Do you think that someone who chooses flexible hours can still hope to rise within the organisation? Can you be ambitious but do it on your own terms?
I think total flexibility, working remotely, means that you are going to be pigeonholed into a certain job. If you really want to be part of a corporate culture, corporate leadership development and move up, you’re going to need face time. There’s no question about it. There is tremendous value to face-to-face communication.
If you really want to move up to a leadership level, a managerial level, you’re going to have to come to the office some days of the week for face time. My fear is that we end up with a situation where people come to office, get treated differently than those who don’t come in; or people who come in five days a week are treated differently than those who are coming only two or three days. I think the pendulum has to swing and rest at the right place.
We went all remote. Some people are talking about everybody coming back. It’s going to settle somewhere in the middle. It’s going to take about a year. So let’s not rush it.
If you want to think about corporate culture, how are you going to transmit it to other people, how are you going to provide a stress-free environment in the office? Because sometimes people are coming to work as a way to sort of let go of stress and meet a different group of people and have a different adult interaction. We have to enable all that.
Do you believe that women must be financially independent, or that a truly healthy system will make it possible for women to be happy and independent even as non-earning homemakers?

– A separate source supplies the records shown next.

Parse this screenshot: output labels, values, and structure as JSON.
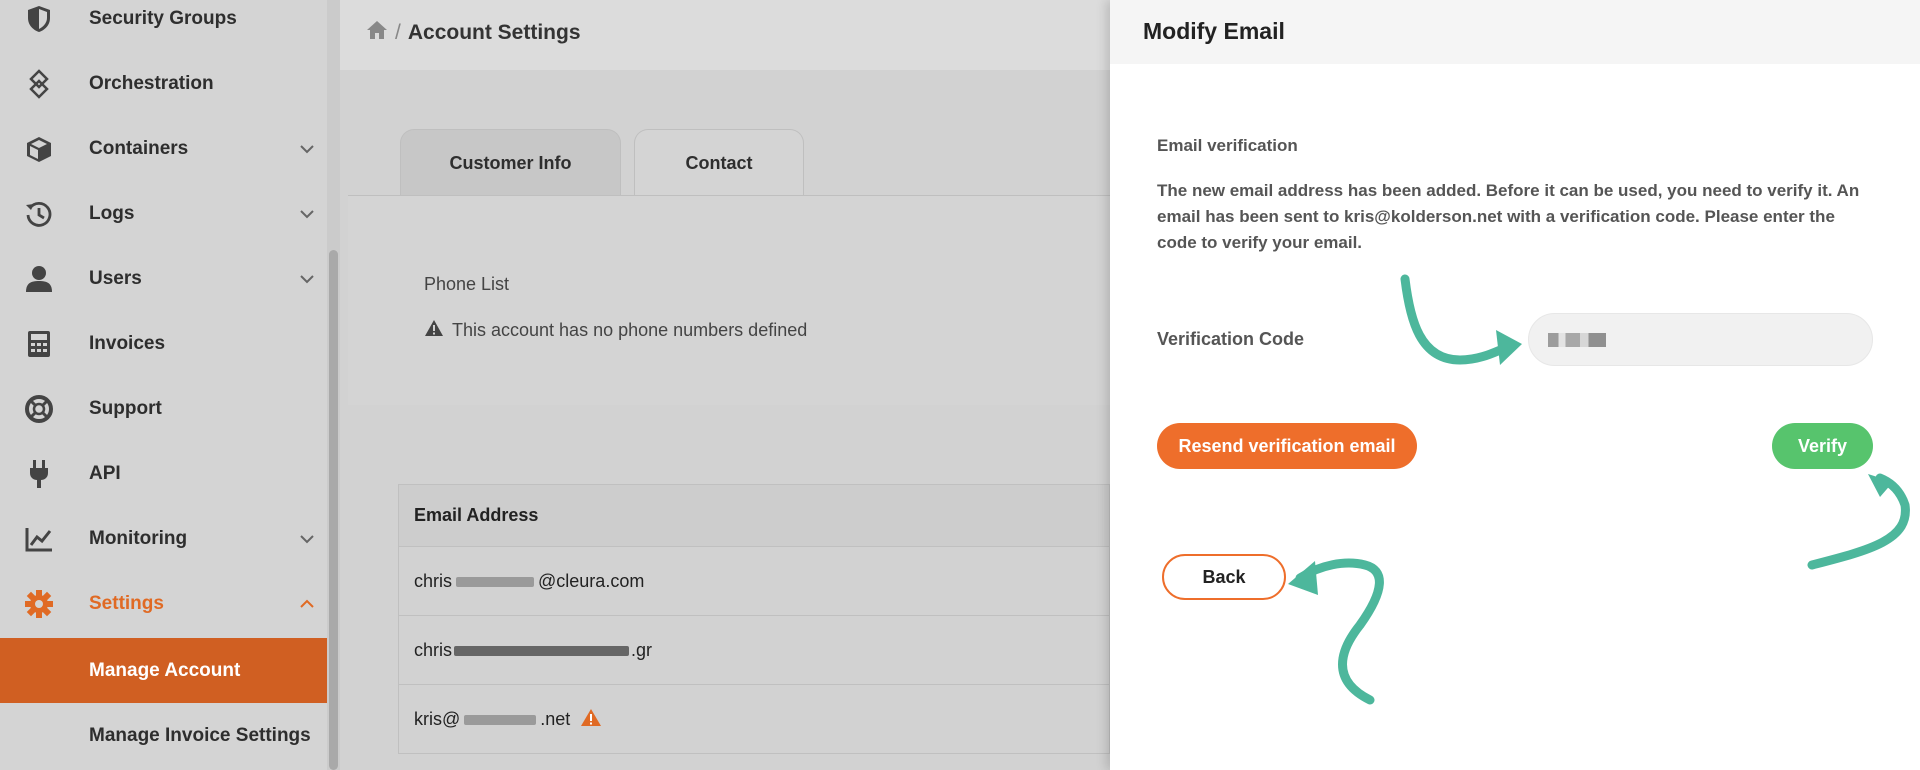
{
  "sidebar": {
    "items": [
      {
        "label": "Security Groups",
        "icon": "shield-icon"
      },
      {
        "label": "Orchestration",
        "icon": "orchestration-icon"
      },
      {
        "label": "Containers",
        "icon": "cube-icon"
      },
      {
        "label": "Logs",
        "icon": "history-icon"
      },
      {
        "label": "Users",
        "icon": "user-icon"
      },
      {
        "label": "Invoices",
        "icon": "calculator-icon"
      },
      {
        "label": "Support",
        "icon": "lifebuoy-icon"
      },
      {
        "label": "API",
        "icon": "plug-icon"
      },
      {
        "label": "Monitoring",
        "icon": "chart-icon"
      },
      {
        "label": "Settings",
        "icon": "gear-icon"
      }
    ],
    "sub_items": [
      {
        "label": "Manage Account"
      },
      {
        "label": "Manage Invoice Settings"
      }
    ]
  },
  "main": {
    "breadcrumb": {
      "current": "Account Settings",
      "separator": "/"
    },
    "tabs": [
      {
        "label": "Customer Info",
        "active": false
      },
      {
        "label": "Contact",
        "active": true
      }
    ],
    "phone": {
      "label": "Phone List",
      "empty_message": "This account has no phone numbers defined"
    },
    "email_table": {
      "header": "Email Address",
      "rows": [
        {
          "prefix": "chris",
          "suffix": "@cleura.com",
          "warning": false
        },
        {
          "prefix": "chris",
          "suffix": ".gr",
          "warning": false
        },
        {
          "prefix": "kris@",
          "suffix": ".net",
          "warning": true
        }
      ]
    }
  },
  "panel": {
    "title": "Modify Email",
    "verification_title": "Email verification",
    "verification_text": "The new email address has been added. Before it can be used, you need to verify it. An email has been sent to kris@kolderson.net with a verification code. Please enter the code to verify your email.",
    "code_label": "Verification Code",
    "code_value": "",
    "resend_label": "Resend verification email",
    "verify_label": "Verify",
    "back_label": "Back"
  },
  "colors": {
    "accent_orange": "#ee6e2b",
    "verify_green": "#57c46d",
    "annotation_teal": "#4db79c",
    "selected_sidebar": "#d05f22"
  }
}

I believe in families. I believe in choice. I believe people should do what they want to do. However, as I say in Chapter 1, families are wonderful, but families are messy, and families are fragile. A great family today could become fragile tomorrow because, you know, something happened to the breadwinner or the breadwinner walked out on the family for some reason, and then the family starts to get messy. What cannot happen is that the woman is cast asunder and is left to fend for herself and doesn’t have the power of the purse because she’s never worked. Or doesn’t have a college degree. That doesn’t work.